In the civil suits claiming harm from BotanicLab products, numerous parties stand accused of aiding the company. Lawyers in the case have learned that Chen gave small amounts of company stock to collaborators she recruited at New York Medical College, where she held an unpaid adjunct faculty position, and they have asked whether that largesse tainted the scientists' judgment.
Several of the researchers in question have denied under oath that their judgment was altered, and the college itself has said it played little role in supervising Chen's work. She remains on the faculty there. "At no time has New York Medical College owned any interest in PC-SPES or its manufacturing or marketing entities, nor has it engaged in . . . distribution or marketing of the product," spokeswoman Donna E. Moriarty said in a written statement.
Milken's Prostate Cancer Foundation has also been sued. It has acknowledged awarding $150,000 in grants to Chen and another $500,000 to other researchers testing PC-SPES, but said these were small sums in a large research portfolio. The victims' lawyers have turned up evidence that a Prostate Cancer Foundation executive traveled with Chen to China, that another published a paper with her, and that the group provided a venue for a conference on PC-SPES.
Leslie D. Michelson, chief executive of the foundation, said the group had done nothing wrong. "It's wonderful to look back with 20/20 hindsight and say 'you should have known' " about the product adulteration, he said. "Nobody did know."
The lawsuits could take years. Meanwhile, some people who took the products said their illusions about natural remedies have been shattered. One cost of the PC-SPES debacle, some families said, was that faith in the herbs kept some people from undergoing more conventional medical treatment that might have saved their lives. That may be the case with Murray Berk, the Long Island garment buyer. By the time PC-SPES was pulled from the market he had been on it for years, and his daughter said doctors advised them that the DES in the supplement had rendered his cancer resistant to more conventional treatment. He died last year.

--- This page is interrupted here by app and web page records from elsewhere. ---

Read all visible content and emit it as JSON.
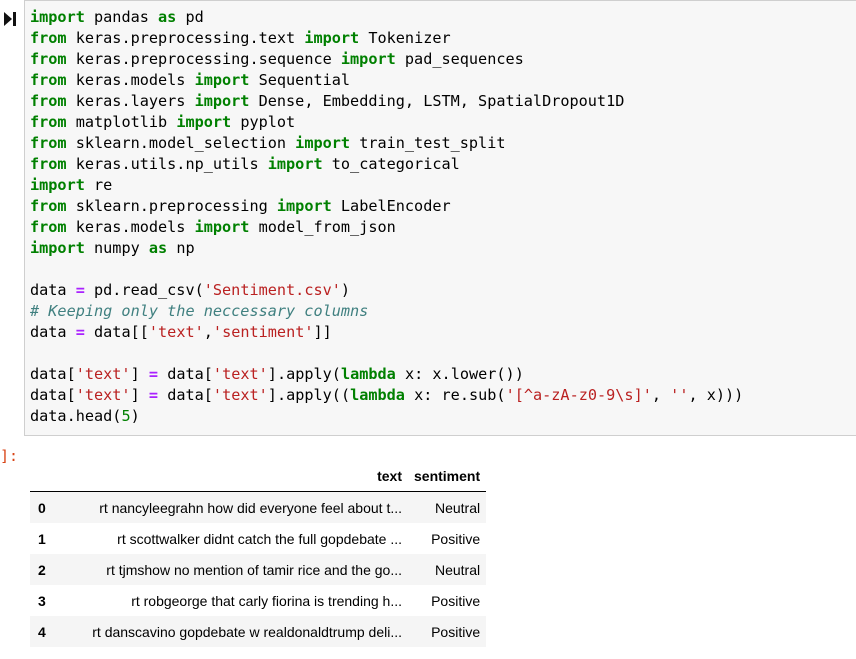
{
  "cell": {
    "code": [
      [
        {
          "t": "import",
          "c": "kw"
        },
        {
          "t": " pandas "
        },
        {
          "t": "as",
          "c": "kw"
        },
        {
          "t": " pd"
        }
      ],
      [
        {
          "t": "from",
          "c": "kw"
        },
        {
          "t": " keras.preprocessing.text "
        },
        {
          "t": "import",
          "c": "kw"
        },
        {
          "t": " Tokenizer"
        }
      ],
      [
        {
          "t": "from",
          "c": "kw"
        },
        {
          "t": " keras.preprocessing.sequence "
        },
        {
          "t": "import",
          "c": "kw"
        },
        {
          "t": " pad_sequences"
        }
      ],
      [
        {
          "t": "from",
          "c": "kw"
        },
        {
          "t": " keras.models "
        },
        {
          "t": "import",
          "c": "kw"
        },
        {
          "t": " Sequential"
        }
      ],
      [
        {
          "t": "from",
          "c": "kw"
        },
        {
          "t": " keras.layers "
        },
        {
          "t": "import",
          "c": "kw"
        },
        {
          "t": " Dense, Embedding, LSTM, SpatialDropout1D"
        }
      ],
      [
        {
          "t": "from",
          "c": "kw"
        },
        {
          "t": " matplotlib "
        },
        {
          "t": "import",
          "c": "kw"
        },
        {
          "t": " pyplot"
        }
      ],
      [
        {
          "t": "from",
          "c": "kw"
        },
        {
          "t": " sklearn.model_selection "
        },
        {
          "t": "import",
          "c": "kw"
        },
        {
          "t": " train_test_split"
        }
      ],
      [
        {
          "t": "from",
          "c": "kw"
        },
        {
          "t": " keras.utils.np_utils "
        },
        {
          "t": "import",
          "c": "kw"
        },
        {
          "t": " to_categorical"
        }
      ],
      [
        {
          "t": "import",
          "c": "kw"
        },
        {
          "t": " re"
        }
      ],
      [
        {
          "t": "from",
          "c": "kw"
        },
        {
          "t": " sklearn.preprocessing "
        },
        {
          "t": "import",
          "c": "kw"
        },
        {
          "t": " LabelEncoder"
        }
      ],
      [
        {
          "t": "from",
          "c": "kw"
        },
        {
          "t": " keras.models "
        },
        {
          "t": "import",
          "c": "kw"
        },
        {
          "t": " model_from_json"
        }
      ],
      [
        {
          "t": "import",
          "c": "kw"
        },
        {
          "t": " numpy "
        },
        {
          "t": "as",
          "c": "kw"
        },
        {
          "t": " np"
        }
      ],
      [],
      [
        {
          "t": "data "
        },
        {
          "t": "=",
          "c": "op"
        },
        {
          "t": " pd.read_csv("
        },
        {
          "t": "'Sentiment.csv'",
          "c": "str"
        },
        {
          "t": ")"
        }
      ],
      [
        {
          "t": "# Keeping only the neccessary columns",
          "c": "cm"
        }
      ],
      [
        {
          "t": "data "
        },
        {
          "t": "=",
          "c": "op"
        },
        {
          "t": " data[["
        },
        {
          "t": "'text'",
          "c": "str"
        },
        {
          "t": ","
        },
        {
          "t": "'sentiment'",
          "c": "str"
        },
        {
          "t": "]]"
        }
      ],
      [],
      [
        {
          "t": "data["
        },
        {
          "t": "'text'",
          "c": "str"
        },
        {
          "t": "] "
        },
        {
          "t": "=",
          "c": "op"
        },
        {
          "t": " data["
        },
        {
          "t": "'text'",
          "c": "str"
        },
        {
          "t": "].apply("
        },
        {
          "t": "lambda",
          "c": "kw"
        },
        {
          "t": " x: x.lower())"
        }
      ],
      [
        {
          "t": "data["
        },
        {
          "t": "'text'",
          "c": "str"
        },
        {
          "t": "] "
        },
        {
          "t": "=",
          "c": "op"
        },
        {
          "t": " data["
        },
        {
          "t": "'text'",
          "c": "str"
        },
        {
          "t": "].apply(("
        },
        {
          "t": "lambda",
          "c": "kw"
        },
        {
          "t": " x: re.sub("
        },
        {
          "t": "'[^a-zA-z0-9\\s]'",
          "c": "str"
        },
        {
          "t": ", "
        },
        {
          "t": "''",
          "c": "str"
        },
        {
          "t": ", x)))"
        }
      ],
      [
        {
          "t": "data.head("
        },
        {
          "t": "5",
          "c": "num"
        },
        {
          "t": ")"
        }
      ]
    ]
  },
  "output": {
    "prompt": "]:",
    "table": {
      "columns": [
        "text",
        "sentiment"
      ],
      "rows": [
        {
          "index": "0",
          "text": "rt nancyleegrahn how did everyone feel about t...",
          "sentiment": "Neutral"
        },
        {
          "index": "1",
          "text": "rt scottwalker didnt catch the full gopdebate ...",
          "sentiment": "Positive"
        },
        {
          "index": "2",
          "text": "rt tjmshow no mention of tamir rice and the go...",
          "sentiment": "Neutral"
        },
        {
          "index": "3",
          "text": "rt robgeorge that carly fiorina is trending h...",
          "sentiment": "Positive"
        },
        {
          "index": "4",
          "text": "rt danscavino gopdebate w realdonaldtrump deli...",
          "sentiment": "Positive"
        }
      ]
    }
  },
  "icons": {
    "run": "run-cell-icon"
  },
  "colors": {
    "keyword": "#008000",
    "string": "#ba2121",
    "comment": "#408080",
    "operator": "#aa22ff",
    "out_prompt": "#d84315",
    "cell_bg": "#f7f7f7"
  }
}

"Giving people prescription drugs without their knowledge is insane," said his daughter, Shelley Martin, who once sold herbal products but has grown wary of them. "I just cannot believe it. It's total fraud."
A California woman named Tatiana Palma was one of the people who took BotanicLab products and is now suing. She said she thought taking natural products would be safe and might help with her rheumatoid arthritis. But she and her husband, Charles Pell, now believe the pills contained prescription drugs that worsened several of her medical problems and caused a blind spot in one eye.
Sitting in a Santa Monica restaurant, she recently gazed toward a sunset over the Pacific Ocean and said she had learned a hard lesson. "The only herbs I am ever going to trust again," she said, "are the ones I grow in my own back yard."